Review

The Lost Girl of Astor Street

When Lydia DeVine goes missing, Piper Sail will not sit back and wait for the authorities to find her best friend. Yet, when Piper discovers clues to Lydia's possible whereabouts she must struggle through the corruption and dangers present in the streets of 1924 Chicago. With the help of her childhood friend, Walter, her neighbors and Detective Mariano Cassano, Piper will stop at nothing to find her friend.

"I fell in love with THE LOST GIRL OF ASTOR STREET because of its strong heroine and adorable romance, but it also kept me locked in with the mystery. If you have an interest in jazz or the 1920s I would definitely pick up this book...."

THE LOST GIRL OF ASTOR STREET by Stephanie Morrill was honestly a pleasant surprise. It is a combination of historical fiction, mystery and romance, which I loved. The mix of mystery and romance was perfectly balanced, and neither aspect was overbearing, so I never got bored with the story. On top of that, the book was written with 1920's dialogue and incorporated many reference to jazz and the Chicago mafia that made the book very interesting.

My favorite part of the book was definitely Piper because she was a strong, feminist character who to me seemed to want nothing radical, only equality, but when that was put into perspective of the time period it was evident how forward-minded she was. The book even begins with Piper shocked that a man would treat her with disrespect and take her chair, so right from the start the author created a strong heroine who I fell in love with. At times, Piper also reminded me of Audrey Rose from Kerri Maniscalco's STALKING JACK THE RIPPER, which was also a historical mystery, so if you have read that book I would definitely recommend this, as well.

I mainly picked this book up because I wanted to start reading more mysteries, but I have to say the romance really made the book for me. I thought it was adorable, and it never seemed unrealistic or overdone. Also, it seemed more original when it was surrounded by this new atmosphere of 1924 Chicago which was filled with jazz and the mafia.

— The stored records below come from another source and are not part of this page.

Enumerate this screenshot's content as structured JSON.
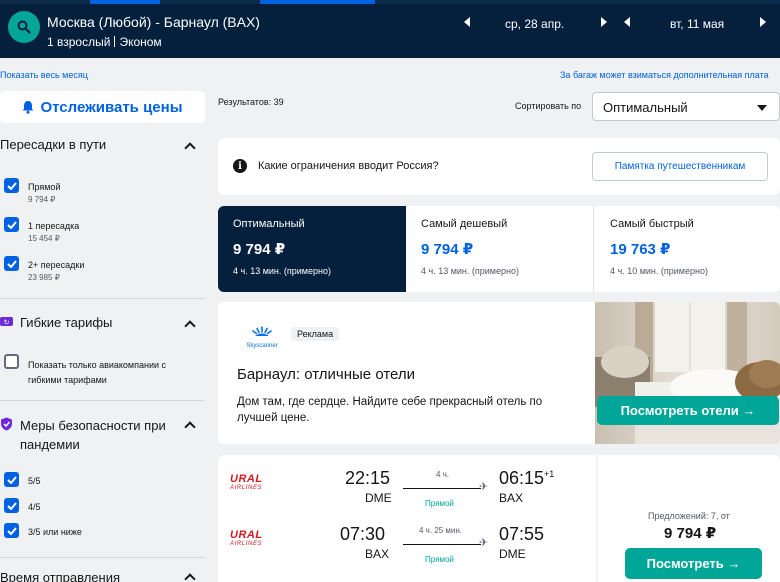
{
  "header": {
    "route": "Москва (Любой) - Барнаул (BAX)",
    "passengers": "1 взрослый",
    "cabin": "Эконом",
    "depart_date": "ср, 28 апр.",
    "return_date": "вт, 11 мая"
  },
  "links": {
    "show_month": "Показать весь месяц",
    "baggage": "За багаж может взиматься дополнительная плата"
  },
  "sidebar": {
    "track_prices": "Отслеживать цены",
    "stops_title": "Пересадки в пути",
    "stops": [
      {
        "label": "Прямой",
        "price": "9 794 ₽",
        "checked": true
      },
      {
        "label": "1 пересадка",
        "price": "15 454 ₽",
        "checked": true
      },
      {
        "label": "2+ пересадки",
        "price": "23 985 ₽",
        "checked": true
      }
    ],
    "flex_title": "Гибкие тарифы",
    "flex_option": "Показать только авиакомпании с гибкими тарифами",
    "safety_title": "Меры безопасности при пандемии",
    "safety": [
      {
        "label": "5/5",
        "checked": true
      },
      {
        "label": "4/5",
        "checked": true
      },
      {
        "label": "3/5 или ниже",
        "checked": true
      }
    ],
    "departure_title": "Время отправления"
  },
  "main": {
    "results": "Результатов: 39",
    "sort_label": "Сортировать по",
    "sort_value": "Оптимальный",
    "info_question": "Какие ограничения вводит Россия?",
    "info_button": "Памятка путешественникам",
    "tabs": [
      {
        "name": "Оптимальный",
        "price": "9 794 ₽",
        "time": "4 ч. 13 мин. (примерно)",
        "active": true
      },
      {
        "name": "Самый дешевый",
        "price": "9 794 ₽",
        "time": "4 ч. 13 мин. (примерно)",
        "active": false
      },
      {
        "name": "Самый быстрый",
        "price": "19 763 ₽",
        "time": "4 ч. 10 мин. (примерно)",
        "active": false
      }
    ],
    "ad": {
      "brand": "Skyscanner",
      "badge": "Реклама",
      "title": "Барнаул: отличные отели",
      "text": "Дом там, где сердце. Найдите себе прекрасный отель по лучшей цене.",
      "button": "Посмотреть отели →"
    },
    "flight": {
      "airline_line1": "URAL",
      "airline_line2": "AIRLINES",
      "legs": [
        {
          "dep_time": "22:15",
          "dep_code": "DME",
          "duration": "4 ч.",
          "stops": "Прямой",
          "arr_time": "06:15",
          "plus": "+1",
          "arr_code": "BAX"
        },
        {
          "dep_time": "07:30",
          "dep_code": "BAX",
          "duration": "4 ч. 25 мин.",
          "stops": "Прямой",
          "arr_time": "07:55",
          "plus": "",
          "arr_code": "DME"
        }
      ],
      "offers": "Предложений: 7, от",
      "price": "9 794 ₽",
      "button": "Посмотреть →"
    }
  },
  "colors": {
    "header_bg": "#05203c",
    "accent_blue": "#0062e3",
    "accent_green": "#00a698",
    "active_tab": "#05203c"
  }
}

So, if you are looking for a romance, since it is February, I would definitely recommend this as something a little different than a typical contemporary.

Overall, I fell in love with THE LOST GIRL OF ASTOR STREET because of its strong heroine and adorable romance, but it also kept me locked in with the mystery. If you have an interest in jazz or the 1920s I would definitely pick up this book because the author incorporated the time period very well, and it was fun read.

Reviewed by Harleen K., Teen Board Member on February 13, 2017

The Lost Girl of Astor Street
by Stephanie Morrill